Black Dogs & Wooden Boats

The Black Dog Tavern serves food and drink with a view of the harbor.

A visit to Vineyard Haven usually involves a stop at one of the various enterprises known collectively as The Black Dog. Founded by Robert Douglas, Sr.—owner of the tall ships Shenandoah and Alabama—and operated along with his 3 sons, this set of businesses (officially known as the Coastwise Packet Co.) includes The Black Dog Bakery—which sells coffee, bread, cakes and pastries—The Black Dog Tavern, and The Black Dog General Store, purveyor of hats, coffee mugs, sweatshirts and T-shirts bearing the signature image of the Labrador-mix that was Douglas’s faithful sailing companion for 16 years.

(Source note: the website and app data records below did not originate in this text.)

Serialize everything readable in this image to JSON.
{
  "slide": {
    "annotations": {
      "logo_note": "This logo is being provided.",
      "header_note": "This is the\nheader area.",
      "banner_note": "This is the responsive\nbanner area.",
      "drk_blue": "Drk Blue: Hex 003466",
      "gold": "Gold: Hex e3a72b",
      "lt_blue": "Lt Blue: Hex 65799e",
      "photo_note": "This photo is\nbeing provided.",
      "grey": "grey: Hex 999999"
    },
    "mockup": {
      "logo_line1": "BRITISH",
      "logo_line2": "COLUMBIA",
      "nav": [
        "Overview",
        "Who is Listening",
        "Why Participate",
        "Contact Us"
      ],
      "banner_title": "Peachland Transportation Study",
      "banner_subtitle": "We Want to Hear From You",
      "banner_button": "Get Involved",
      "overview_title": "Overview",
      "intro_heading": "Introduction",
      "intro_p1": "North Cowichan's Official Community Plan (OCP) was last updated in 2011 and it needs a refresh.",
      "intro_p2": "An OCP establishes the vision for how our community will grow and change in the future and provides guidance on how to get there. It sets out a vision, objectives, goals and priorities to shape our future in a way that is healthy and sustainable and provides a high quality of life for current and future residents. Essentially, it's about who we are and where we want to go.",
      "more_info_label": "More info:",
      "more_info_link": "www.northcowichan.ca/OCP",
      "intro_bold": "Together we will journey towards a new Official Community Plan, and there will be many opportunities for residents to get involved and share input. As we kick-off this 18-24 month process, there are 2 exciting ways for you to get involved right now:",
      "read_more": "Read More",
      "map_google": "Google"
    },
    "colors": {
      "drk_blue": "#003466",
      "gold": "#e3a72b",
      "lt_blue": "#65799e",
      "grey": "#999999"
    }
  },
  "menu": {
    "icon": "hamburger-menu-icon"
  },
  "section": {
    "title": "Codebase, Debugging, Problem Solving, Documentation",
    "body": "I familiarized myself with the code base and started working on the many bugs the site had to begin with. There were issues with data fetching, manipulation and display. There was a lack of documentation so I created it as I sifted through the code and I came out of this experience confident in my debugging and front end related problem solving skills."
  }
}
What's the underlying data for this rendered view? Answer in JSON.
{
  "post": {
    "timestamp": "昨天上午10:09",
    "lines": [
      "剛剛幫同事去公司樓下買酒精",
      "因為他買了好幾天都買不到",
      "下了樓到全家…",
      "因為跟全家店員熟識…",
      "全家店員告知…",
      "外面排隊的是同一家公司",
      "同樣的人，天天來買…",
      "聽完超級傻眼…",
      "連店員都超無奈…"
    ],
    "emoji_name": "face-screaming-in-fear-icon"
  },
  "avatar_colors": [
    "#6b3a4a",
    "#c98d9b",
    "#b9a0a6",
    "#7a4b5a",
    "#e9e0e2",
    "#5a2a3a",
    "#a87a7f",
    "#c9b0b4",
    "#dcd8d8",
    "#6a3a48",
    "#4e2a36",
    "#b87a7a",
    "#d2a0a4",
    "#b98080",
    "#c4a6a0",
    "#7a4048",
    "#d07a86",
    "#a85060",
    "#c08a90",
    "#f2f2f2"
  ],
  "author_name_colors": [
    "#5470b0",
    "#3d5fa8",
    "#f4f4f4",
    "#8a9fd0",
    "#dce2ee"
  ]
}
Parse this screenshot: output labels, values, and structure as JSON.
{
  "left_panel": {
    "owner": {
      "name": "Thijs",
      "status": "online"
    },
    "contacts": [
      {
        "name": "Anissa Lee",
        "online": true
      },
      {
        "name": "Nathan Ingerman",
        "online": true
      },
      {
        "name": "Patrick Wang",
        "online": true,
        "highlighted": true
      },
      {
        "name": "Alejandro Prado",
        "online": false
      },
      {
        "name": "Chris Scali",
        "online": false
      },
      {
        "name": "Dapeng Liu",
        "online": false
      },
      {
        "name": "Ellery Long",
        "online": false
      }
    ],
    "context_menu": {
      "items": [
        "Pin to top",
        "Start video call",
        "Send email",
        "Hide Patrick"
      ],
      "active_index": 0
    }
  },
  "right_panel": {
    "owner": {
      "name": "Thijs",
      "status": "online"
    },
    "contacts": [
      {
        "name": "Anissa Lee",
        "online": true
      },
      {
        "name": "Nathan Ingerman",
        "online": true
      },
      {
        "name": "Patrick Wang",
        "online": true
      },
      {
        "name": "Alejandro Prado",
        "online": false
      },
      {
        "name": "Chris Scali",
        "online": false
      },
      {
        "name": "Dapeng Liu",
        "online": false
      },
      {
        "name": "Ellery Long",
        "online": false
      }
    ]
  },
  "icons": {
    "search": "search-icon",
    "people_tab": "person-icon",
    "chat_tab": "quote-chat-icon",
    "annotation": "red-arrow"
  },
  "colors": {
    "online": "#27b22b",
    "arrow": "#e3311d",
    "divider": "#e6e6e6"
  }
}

If you appreciate classic boats or just want to watch some true craftsmen at work, stop by Gannon & Benjamin, masters in the art of building and restoring fine wooden vessels. The bright, saw-dusty shop, brimming with hand tools and redolent with fresh-cut wood, is considered hallowed ground among wooden-boat aficionados.

Maciel Marine, tucked inside protected Lagoon Pond.

Farther along Beach Road, just before the Lagoon Pond Bridge, you’ll find Wind’s Up Watersports, where you can rent a kayak, canoe, sailboat or SUP and explore the protected waters of the harbor or Lagoon Pond. The latter is a wonderfully protected playground for small-boaters, and also home to Maciel Marine, which specializes in the service and repair of outboard boats.

For an interesting side trip, visit East Chop Light, which dates to the harbor’s glory days as a schooner stopover. The beautiful cast-iron tower, built in 1871, is maintained by the Martha’s Vineyard Historical Society, which also conducts tours. You can easily reach the light, which lies some two miles east of the harbor in the town of Oak Bluffs, by bicycle.

From this superior vantage point you can gaze over the harbor and Nantucket Sound and see why Vineyard Haven was—and still is—an ideal stopping point for boats and boaters of every type.

To check our our Video QuickTour of Vineyard Haven, Part 1, CLICK HERE.

To check our our Video QuickTour of Vineyard Haven, Part 2, CLICK HERE.